1 March 2024 by Emily Shakespeare

Providence Shoreline in North America

Special Issue TitleLandscapes of the Terraqueous Planet

Landscape Research, the internationally refereed journal of the Landscape Research Group , is calling for submissions for a special issue which encourages explorations of the concept of the terraqueous as a way of invigorating and engaging with the many dimensions of landscape. Early notions of the ‘terraqueous world’ included a core concern with exchange, transference and interaction between land, water and air and these ideas resonate with the kind of knowledge being developed in response to the Anthropocene today. As such, this special edition explores the potential of a renaissance of a modernised and repurposed terraqueous world. Papers will encourage dialogue among the elements of land, water and/or air through a multidisciplinary, multi-dimensional field of possibilities reflecting on the concept of landscape.


The terraqueous, as a portmanteau of terra (land) and aqueous (water) is most extensively explored in the literal, spatial interpretation of places that share both land and water elements. In these cases, the terraqueous is a descriptor of the nature of coastal regions, rivers and watersheds, denoting conjoining spaces of land and water, of the hybrid places that ensue and the classificatory conundrum they produce. These have enriched the imaginaries of geographers, political scientists, international relationists and economists, historians, film and literary scholars and anthropologists. This special edition seeks to expand the concept further both building upon these insights and adding new terraqueous landscapes that signify any points of exchange between land, land-based technologies or artefacts, water worlds and/or
spaces of air. The latter spaces are often conceptualised as accessible in highly mediated ways and these mediations, interventions, accidental depositories and deliberate displacements are as much a part of the terraqueous repertoire as the area studies that privilege the borderlands of bodies of land and water. Highlighting connectivity, transposition, translation, exchange, exposure and interactivity, between land, air and water worlds, enables the terraqueous to include a wider array of spaces and to develop a dialogic dimension.

Such a dimension is reminiscent of the 18th century, early Enlightenment science of ‘terraqueous world’ as a ‘cognitive landscape of the past’ (Porter 1980, p. 285) where an ‘anti-anthropocentric naturalism’ encouraged the ‘central conundrum of ‘matter in motion, of process and change’ (p. 312). Taking these key concerns as launching pad for rejuvenated thinking makes sense to contemporary contexts with its renewed general desire to fulfill a more wholistic understanding of life and planetary processes. Bashford (2017, p. 262) explains the conjunction succinctly as the terraqueous signifying ‘a new vocabulary’ for
describing how ‘human impacts on atmospheres, hydrospheres, biospheres, and geospheres together constitute the terraqueous globe’. Her expansive view of terraqueous points out that ‘territory can be as aquatic as water spaces have been territorialised’ (2017, p. 262) and to this we can add the atmospheres that characterise both. It follows that this broader sense of terraqueous is related, but not limited, to ‘thinking with’ the material world, both blue and atmospheric, implicating ontological and epistemological discussions.

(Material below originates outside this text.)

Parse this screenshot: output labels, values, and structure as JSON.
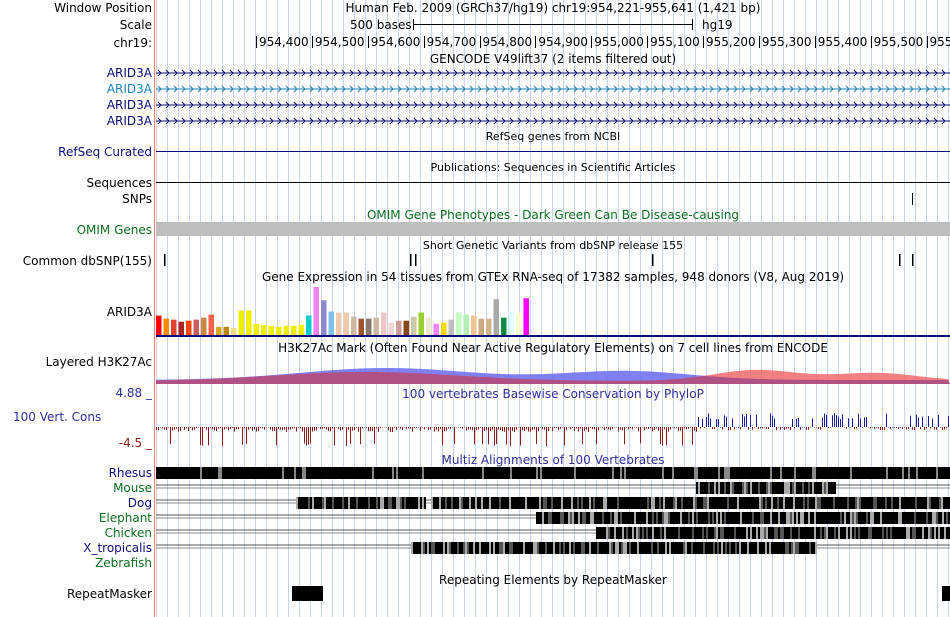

This special edition of Landscape Research will evolve the concept of the terraqueous highlighting relations between pairings or tripartite arrangements of water, air and land through connection, displacement, transposition and transformation. As such the concept can accommodate a wide range of diverse terraqueous sites, practices, processes, productions and performances but also situates environmental changes to landscapes in a more intimate and relatable way (Morgan 2018).

Related Topics

A non-exclusive list of possible topics include:

Submission timeframes are as follows:

Please direct all enquiries and/or abstract submissions to the Special Editor:

Felicity Picken: F.Picken@westernsydney.edu.au

Further information on the journal Landscape Research and the journal’s submission requirements can be found at https://www.tandfonline.com/toc/clar20/current


Bashford, A. (2017). Terraqueous histories. The Historical Journal, 60(2), 253-272.
Morgan, R. A. (2019). Climate, weather, and water in history. Wiley Interdisciplinary Reviews: Climate Change, 10(1), e561.
Porter R. The terraqueous globe. In: Rousseau GS, Porter R, eds. The Ferment of Knowledge: Studies in the Historiography of Eighteenth-Century Science. Cambridge: Cambridge University Press; 1980:285-324. doi:10.1017/CBO9780511572982.008